Alcoholism and alcohol abuse
(last updated 15 Jan 2012)
Alcoholism (alcohol dependence) and alcohol abuse are two different forms of problem drinking.
- Alcoholism is when you have signs of physical addiction to alcohol and continues to drink, despite problems with physical health, mental health, and social, family, or job responsibilities. Alcohol may control your life and relationships.
- Alcohol abuse is when your drinking leads to problems, but not physical addiction.
Causes, incidence, and risk factors
There is no known cause of alcohol abuse or alcoholism. Research suggests that certain genes may increase the risk of alcoholism, but which genes and how they work are not known.

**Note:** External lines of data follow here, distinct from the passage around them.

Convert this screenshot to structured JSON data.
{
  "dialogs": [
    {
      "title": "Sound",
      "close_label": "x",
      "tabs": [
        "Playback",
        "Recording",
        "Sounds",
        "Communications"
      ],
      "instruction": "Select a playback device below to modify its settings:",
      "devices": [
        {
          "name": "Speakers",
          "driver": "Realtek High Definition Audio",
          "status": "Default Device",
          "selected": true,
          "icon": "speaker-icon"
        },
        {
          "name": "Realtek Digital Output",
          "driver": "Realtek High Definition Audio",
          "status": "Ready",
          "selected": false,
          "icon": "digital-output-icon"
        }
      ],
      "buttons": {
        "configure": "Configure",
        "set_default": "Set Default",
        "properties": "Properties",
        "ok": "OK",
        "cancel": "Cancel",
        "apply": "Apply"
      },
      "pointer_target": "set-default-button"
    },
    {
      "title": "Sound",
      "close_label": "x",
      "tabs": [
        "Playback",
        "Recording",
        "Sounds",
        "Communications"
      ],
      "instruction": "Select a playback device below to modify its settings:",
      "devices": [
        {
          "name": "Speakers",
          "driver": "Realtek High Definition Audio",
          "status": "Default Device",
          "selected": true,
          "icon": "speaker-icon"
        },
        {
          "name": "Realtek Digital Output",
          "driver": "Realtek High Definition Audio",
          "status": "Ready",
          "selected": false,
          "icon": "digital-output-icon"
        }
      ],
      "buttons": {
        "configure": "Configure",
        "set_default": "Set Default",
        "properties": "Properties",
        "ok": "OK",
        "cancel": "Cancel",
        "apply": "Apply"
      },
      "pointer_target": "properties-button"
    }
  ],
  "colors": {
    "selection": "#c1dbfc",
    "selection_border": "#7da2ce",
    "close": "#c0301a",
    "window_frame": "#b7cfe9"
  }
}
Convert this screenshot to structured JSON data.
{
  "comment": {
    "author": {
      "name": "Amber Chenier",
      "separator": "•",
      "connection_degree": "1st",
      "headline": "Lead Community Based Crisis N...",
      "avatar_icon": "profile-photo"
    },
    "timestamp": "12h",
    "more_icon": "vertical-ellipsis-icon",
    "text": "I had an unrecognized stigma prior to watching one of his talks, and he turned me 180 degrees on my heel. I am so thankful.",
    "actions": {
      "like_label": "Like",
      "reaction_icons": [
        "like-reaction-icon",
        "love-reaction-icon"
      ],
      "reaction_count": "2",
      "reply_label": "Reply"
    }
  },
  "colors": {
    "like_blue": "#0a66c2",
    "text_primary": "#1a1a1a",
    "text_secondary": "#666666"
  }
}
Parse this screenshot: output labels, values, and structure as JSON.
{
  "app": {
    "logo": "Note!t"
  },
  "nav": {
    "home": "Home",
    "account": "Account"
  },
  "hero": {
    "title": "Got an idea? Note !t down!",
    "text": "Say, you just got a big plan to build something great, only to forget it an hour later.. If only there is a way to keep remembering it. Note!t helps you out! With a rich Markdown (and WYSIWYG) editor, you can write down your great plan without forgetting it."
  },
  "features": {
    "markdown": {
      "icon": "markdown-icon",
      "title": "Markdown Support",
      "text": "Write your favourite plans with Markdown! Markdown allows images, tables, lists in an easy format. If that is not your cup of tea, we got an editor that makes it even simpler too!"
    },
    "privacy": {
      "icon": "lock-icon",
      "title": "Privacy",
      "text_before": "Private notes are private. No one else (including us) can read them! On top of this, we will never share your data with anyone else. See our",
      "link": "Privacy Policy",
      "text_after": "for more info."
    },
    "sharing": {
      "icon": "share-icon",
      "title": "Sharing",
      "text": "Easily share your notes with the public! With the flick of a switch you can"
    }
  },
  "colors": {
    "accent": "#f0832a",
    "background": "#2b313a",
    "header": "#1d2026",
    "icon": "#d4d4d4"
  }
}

How much you drink can influence your chances of becoming dependent. Those at risk for developing alcoholism include:
- Men who have 15 or more drinks a week
- Women who have 12 or more drinks a week
- Anyone who has five or more drinks per occasion at least once a week
- One drink is defined as a 12-ounce bottle of beer, a 5-ounce glass of wine, or a 1 1/2-ounce shot of liquor.
- You have an increased risk for alcohol abuse and dependence if you have a parent with alcoholism.
- You may also be more likely to abuse alcohol or become dependent if you:
- Are a young adult under peer pressure
- Have depression, bipolar disorder, anxiety disorders, or schizophrenia
- Have easy access to alcohol
- Have low self-esteem
- Have problems with relationship
- Live a stressful lifestyle
- Live in a culture alcohol use is more common and accepted
- People who have alcoholism or alcohol abuse often:
- Continue to drink, even when health, work, or family are being harmed
- Drink alone
- Become violent when drinking
- Become hostile when asked about drinking
- Are not able to control drinking — being unable to stop or reduce alcohol intake
- Make excuses to drink
- Miss work or school, or have a decrease in performance because of drinking
- Stop taking part in activities because of alcohol
- Need to use alcohol on most days to get through the day
- Neglect to eat or eat poorly
- Do not care about or ignore how they dress or whether they are clean
- Try to hide alcohol use
- Shake in the morning or after periods when they have not a drink
Symptoms of alcohol dependence include:
- Memory lapses after heavy drinking
- Needing more and more alcohol to feel “drunk”
- Alcohol withdrawal symptoms when you haven’t had a drink for a while
- Alcohol-related illnesses such as alcoholic liver disease